Exercise prompt —
Examine each line of the data, and copy the ones containing "kind".

Source records —

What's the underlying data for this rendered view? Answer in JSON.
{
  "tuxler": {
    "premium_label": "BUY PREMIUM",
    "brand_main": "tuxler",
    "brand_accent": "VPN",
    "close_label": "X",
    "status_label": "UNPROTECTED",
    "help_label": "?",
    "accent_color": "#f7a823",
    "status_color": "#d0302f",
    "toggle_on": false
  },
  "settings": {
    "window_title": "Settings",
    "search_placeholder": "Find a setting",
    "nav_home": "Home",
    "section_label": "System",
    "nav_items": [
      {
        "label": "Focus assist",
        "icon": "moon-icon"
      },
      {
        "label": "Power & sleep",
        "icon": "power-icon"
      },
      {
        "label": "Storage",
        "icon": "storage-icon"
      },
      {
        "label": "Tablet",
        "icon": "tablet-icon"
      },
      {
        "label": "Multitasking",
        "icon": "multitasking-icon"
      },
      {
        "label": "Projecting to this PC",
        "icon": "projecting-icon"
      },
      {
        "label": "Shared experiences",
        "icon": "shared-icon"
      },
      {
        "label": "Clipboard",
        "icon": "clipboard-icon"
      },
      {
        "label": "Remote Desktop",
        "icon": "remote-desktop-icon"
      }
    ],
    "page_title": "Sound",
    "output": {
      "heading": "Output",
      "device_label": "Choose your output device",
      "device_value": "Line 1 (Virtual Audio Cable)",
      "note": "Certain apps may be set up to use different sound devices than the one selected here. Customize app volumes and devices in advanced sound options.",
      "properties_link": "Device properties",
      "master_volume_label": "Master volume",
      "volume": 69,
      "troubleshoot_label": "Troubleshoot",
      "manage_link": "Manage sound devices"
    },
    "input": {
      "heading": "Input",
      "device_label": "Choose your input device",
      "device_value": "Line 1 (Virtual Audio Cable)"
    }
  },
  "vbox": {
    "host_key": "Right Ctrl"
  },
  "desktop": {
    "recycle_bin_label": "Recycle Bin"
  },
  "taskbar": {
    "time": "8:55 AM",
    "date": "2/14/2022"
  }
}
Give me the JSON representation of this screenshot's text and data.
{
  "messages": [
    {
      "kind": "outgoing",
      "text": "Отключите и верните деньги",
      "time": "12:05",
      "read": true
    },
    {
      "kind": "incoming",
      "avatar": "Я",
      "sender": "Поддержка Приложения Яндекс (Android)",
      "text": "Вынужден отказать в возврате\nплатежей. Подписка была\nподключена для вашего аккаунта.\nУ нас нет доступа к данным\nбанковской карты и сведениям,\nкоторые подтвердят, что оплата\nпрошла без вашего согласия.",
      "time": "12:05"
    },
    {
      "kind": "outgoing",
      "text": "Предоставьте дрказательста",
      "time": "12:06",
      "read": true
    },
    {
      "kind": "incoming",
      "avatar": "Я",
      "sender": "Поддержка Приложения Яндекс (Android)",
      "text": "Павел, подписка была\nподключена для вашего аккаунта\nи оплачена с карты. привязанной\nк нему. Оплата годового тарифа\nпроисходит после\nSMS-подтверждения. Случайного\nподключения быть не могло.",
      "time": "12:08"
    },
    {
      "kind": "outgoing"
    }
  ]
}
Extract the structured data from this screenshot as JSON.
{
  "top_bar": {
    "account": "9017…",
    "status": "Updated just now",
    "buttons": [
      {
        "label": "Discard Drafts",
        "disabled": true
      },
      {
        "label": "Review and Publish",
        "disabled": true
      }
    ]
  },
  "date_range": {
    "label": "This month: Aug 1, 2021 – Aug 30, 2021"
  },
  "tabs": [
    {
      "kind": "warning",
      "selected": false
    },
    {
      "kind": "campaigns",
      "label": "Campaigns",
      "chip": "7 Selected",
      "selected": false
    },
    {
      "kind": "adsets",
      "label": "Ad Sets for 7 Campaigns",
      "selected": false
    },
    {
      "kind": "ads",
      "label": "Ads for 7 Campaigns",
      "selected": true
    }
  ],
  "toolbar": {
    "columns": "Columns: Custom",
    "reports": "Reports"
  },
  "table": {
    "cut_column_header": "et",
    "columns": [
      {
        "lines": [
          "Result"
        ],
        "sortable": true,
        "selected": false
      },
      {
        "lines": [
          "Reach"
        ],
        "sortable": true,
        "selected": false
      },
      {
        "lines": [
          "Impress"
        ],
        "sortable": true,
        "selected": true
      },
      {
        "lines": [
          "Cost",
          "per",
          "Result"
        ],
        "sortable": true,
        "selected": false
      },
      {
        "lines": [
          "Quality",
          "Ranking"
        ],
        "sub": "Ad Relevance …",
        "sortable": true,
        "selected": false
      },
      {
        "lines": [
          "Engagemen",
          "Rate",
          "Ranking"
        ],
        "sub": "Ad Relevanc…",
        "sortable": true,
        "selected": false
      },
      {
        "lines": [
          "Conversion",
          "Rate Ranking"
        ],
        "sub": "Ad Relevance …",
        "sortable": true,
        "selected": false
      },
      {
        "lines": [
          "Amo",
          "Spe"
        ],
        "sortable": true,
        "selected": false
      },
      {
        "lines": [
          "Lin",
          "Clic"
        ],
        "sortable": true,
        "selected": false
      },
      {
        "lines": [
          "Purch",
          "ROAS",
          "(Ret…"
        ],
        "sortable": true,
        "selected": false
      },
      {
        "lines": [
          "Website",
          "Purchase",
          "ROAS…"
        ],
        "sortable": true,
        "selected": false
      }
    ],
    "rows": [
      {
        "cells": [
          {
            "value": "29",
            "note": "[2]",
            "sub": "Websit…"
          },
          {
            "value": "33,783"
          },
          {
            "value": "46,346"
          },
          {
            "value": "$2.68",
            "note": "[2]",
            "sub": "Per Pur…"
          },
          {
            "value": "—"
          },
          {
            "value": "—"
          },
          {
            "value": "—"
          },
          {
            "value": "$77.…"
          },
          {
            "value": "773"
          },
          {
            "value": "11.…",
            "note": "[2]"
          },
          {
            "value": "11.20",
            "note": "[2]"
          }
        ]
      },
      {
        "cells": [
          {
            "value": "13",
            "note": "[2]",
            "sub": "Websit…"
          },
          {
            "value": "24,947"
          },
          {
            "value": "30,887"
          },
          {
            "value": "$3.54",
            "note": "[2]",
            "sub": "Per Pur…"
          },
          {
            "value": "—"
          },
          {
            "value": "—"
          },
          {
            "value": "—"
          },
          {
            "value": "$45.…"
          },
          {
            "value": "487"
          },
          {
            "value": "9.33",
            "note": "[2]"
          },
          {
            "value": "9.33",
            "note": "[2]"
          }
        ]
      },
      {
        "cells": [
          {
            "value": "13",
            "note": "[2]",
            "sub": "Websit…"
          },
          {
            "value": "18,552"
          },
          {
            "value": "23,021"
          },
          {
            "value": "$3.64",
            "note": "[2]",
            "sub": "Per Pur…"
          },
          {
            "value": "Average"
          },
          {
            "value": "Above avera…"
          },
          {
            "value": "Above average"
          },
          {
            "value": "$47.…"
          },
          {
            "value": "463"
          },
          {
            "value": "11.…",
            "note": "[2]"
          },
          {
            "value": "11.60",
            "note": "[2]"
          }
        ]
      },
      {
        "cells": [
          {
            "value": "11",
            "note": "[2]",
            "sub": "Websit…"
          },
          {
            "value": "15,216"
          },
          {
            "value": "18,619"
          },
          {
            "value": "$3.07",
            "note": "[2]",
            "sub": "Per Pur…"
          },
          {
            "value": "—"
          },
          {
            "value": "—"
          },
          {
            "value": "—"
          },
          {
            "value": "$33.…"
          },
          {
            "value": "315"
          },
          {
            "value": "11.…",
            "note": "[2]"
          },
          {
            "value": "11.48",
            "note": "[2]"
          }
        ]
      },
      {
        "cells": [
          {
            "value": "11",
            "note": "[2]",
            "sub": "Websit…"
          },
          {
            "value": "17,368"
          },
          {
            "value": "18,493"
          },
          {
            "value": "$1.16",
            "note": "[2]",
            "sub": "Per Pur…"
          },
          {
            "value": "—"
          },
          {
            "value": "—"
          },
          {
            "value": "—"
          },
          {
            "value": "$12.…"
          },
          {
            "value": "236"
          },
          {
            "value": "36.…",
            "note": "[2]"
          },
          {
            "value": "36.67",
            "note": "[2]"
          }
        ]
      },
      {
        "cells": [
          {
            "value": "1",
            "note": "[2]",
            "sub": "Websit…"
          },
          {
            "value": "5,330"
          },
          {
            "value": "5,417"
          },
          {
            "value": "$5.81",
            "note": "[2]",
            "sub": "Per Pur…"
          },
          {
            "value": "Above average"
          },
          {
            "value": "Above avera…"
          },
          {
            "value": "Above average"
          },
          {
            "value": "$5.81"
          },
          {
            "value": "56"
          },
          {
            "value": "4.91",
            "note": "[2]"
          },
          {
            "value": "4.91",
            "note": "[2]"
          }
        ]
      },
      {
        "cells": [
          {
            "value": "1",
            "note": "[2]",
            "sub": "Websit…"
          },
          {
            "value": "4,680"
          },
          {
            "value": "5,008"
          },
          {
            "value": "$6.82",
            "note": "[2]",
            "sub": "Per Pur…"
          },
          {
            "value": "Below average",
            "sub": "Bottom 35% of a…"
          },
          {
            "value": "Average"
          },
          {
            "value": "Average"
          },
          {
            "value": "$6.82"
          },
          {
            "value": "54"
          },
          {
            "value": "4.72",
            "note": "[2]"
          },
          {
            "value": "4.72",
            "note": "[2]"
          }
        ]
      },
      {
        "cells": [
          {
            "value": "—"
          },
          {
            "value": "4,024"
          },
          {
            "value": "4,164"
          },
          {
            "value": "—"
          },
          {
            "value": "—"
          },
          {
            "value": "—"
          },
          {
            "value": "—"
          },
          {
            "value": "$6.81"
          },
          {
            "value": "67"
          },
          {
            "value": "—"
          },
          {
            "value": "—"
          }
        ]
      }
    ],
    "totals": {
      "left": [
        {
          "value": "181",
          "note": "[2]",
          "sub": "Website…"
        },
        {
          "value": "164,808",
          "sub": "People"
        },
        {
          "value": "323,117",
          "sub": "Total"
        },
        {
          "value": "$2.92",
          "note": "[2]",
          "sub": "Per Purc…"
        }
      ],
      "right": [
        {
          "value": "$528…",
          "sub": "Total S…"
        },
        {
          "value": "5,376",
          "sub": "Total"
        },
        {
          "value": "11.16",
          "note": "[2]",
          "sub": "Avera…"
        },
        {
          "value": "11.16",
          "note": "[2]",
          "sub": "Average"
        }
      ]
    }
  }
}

Solution —
      "kind": "outgoing",
      "kind": "incoming",
      "kind": "outgoing",
      "kind": "incoming",
      "kind": "outgoing"
      "kind": "warning",
      "kind": "campaigns",
      "kind": "adsets",
      "kind": "ads",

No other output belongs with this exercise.